According to February 2010 Ministry of Agriculture projections, a harvest of 4.3 million bags from Eastern province and about 6.7 million bags for the whole country was expected between February and April.

Source IRIN news

KENYA: Bamboo project to expand rural housing

NAIROBI, 28 May 2010 (IRIN) – Kenya should encourage the use of bamboo in building affordable shelters, especially for 60 percent of the population who live in poorly constructed dwellings in rural areas, says a specialist.

“Poor construction means they [houses] serve as breeding grounds for diseases including malaria, amoebic dysentery and respiratory conditions, which commonly claim the lives of many of their inhabitants,” Jacob Kibwange, project director of an initiative at Maseno University that aims to encourage bamboo exploitation, told IRIN.

The project, Tobacco to Bamboo, is pioneering the construction of cheap bamboo houses in the Mau and Kakamega areas of Western Kenya.

“If we improved bamboo housing, we could change the lives of many people,” Kibwange said. “With about 15,000ha of mature bamboo ready to be used, particularly in the Aberdares, Mau ranges, Mt Kenya and Mt Elgon, [we have] viable and inexpensive housing material in Kenya.”

According to a 2007 study by the International Network for Bamboo and Rattan, nearly 60 percent of Kenya’s 37 million people are rural farmers who live on less than US$2 a day and live in inadequate homes that are often made of mud and poorly ventilated.

In the cities, the housing demand has reached 150,000 units per year against an annual production of about 50,000 units. According to the UN Human Settlements Programme, UN-HABITAT, the shortfall in the cities has led to overcrowding, slums and sub-standard housing.

The tobacco to bamboo project was launched by Maseno University’s School of Environment and Earth Studies in 2006. It began as a research activity to encourage the cultivation and utilization of bamboo as an alternative livelihood to tobacco farming in South Nyanza and Western Kenya and later set up nurseries in Migori, Kuria, Homa Bay and Suba districts.

Maseno launched housing projects in Kisumu town and trained 240 bamboo small-scale farmers and set up 120 field experimentation sites.

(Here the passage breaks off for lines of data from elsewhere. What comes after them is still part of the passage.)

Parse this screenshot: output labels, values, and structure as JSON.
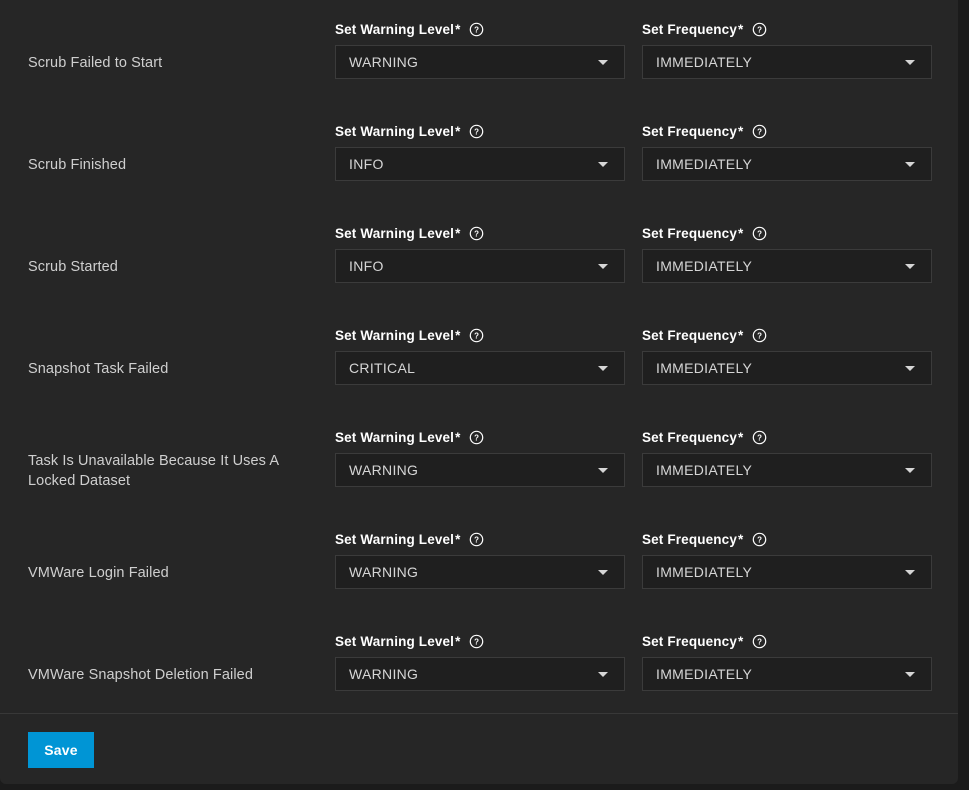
{
  "form": {
    "warning_level_label": "Set Warning Level",
    "frequency_label": "Set Frequency",
    "required_marker": "*",
    "help_icon": "help-circle-icon",
    "dropdown_icon": "chevron-down-icon",
    "accent_color": "#0095d5",
    "card_background": "#262626",
    "page_background": "#1b1b1b"
  },
  "footer": {
    "save_label": "Save"
  },
  "rows": [
    {
      "name": "Scrub Failed to Start",
      "warning_level": "WARNING",
      "frequency": "IMMEDIATELY"
    },
    {
      "name": "Scrub Finished",
      "warning_level": "INFO",
      "frequency": "IMMEDIATELY"
    },
    {
      "name": "Scrub Started",
      "warning_level": "INFO",
      "frequency": "IMMEDIATELY"
    },
    {
      "name": "Snapshot Task Failed",
      "warning_level": "CRITICAL",
      "frequency": "IMMEDIATELY"
    },
    {
      "name": "Task Is Unavailable Because It Uses A Locked Dataset",
      "warning_level": "WARNING",
      "frequency": "IMMEDIATELY"
    },
    {
      "name": "VMWare Login Failed",
      "warning_level": "WARNING",
      "frequency": "IMMEDIATELY"
    },
    {
      "name": "VMWare Snapshot Deletion Failed",
      "warning_level": "WARNING",
      "frequency": "IMMEDIATELY"
    }
  ]
}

The aim is to train 20,000 farmers to exploit bamboo in the next 15 years.

“Bamboo is a remarkably fast-growing plant that thrives in a range of different climates,” Kibwange said. “It can be planted easily in homesteads and harvested at the time of need without any additional expenditure.

“Because of its lightness, a bamboo house suffers very little damage from earthquakes and could serve as temporary and quick construction in disaster-prone areas in emergencies.”

After the Indian Ocean tsunami in 2004, about 4,000 bamboo houses provided shelter to thousands made homeless by the disaster, particularly in the Andaman and Nicobar Islands. It was also found that bamboo could resist heat of up to 55 degrees and unlike steel, was not vulnerable to rust and salty humidity.

In Kenya, however, an existing ban on harvesting bamboo could affect plans for its use. A Kenyan Forestry Services source, who requested anonymity, said the ban restricts harvesting to some selected users and government institutions. Experts are lobbying for it to be lifted.

Source: IRIN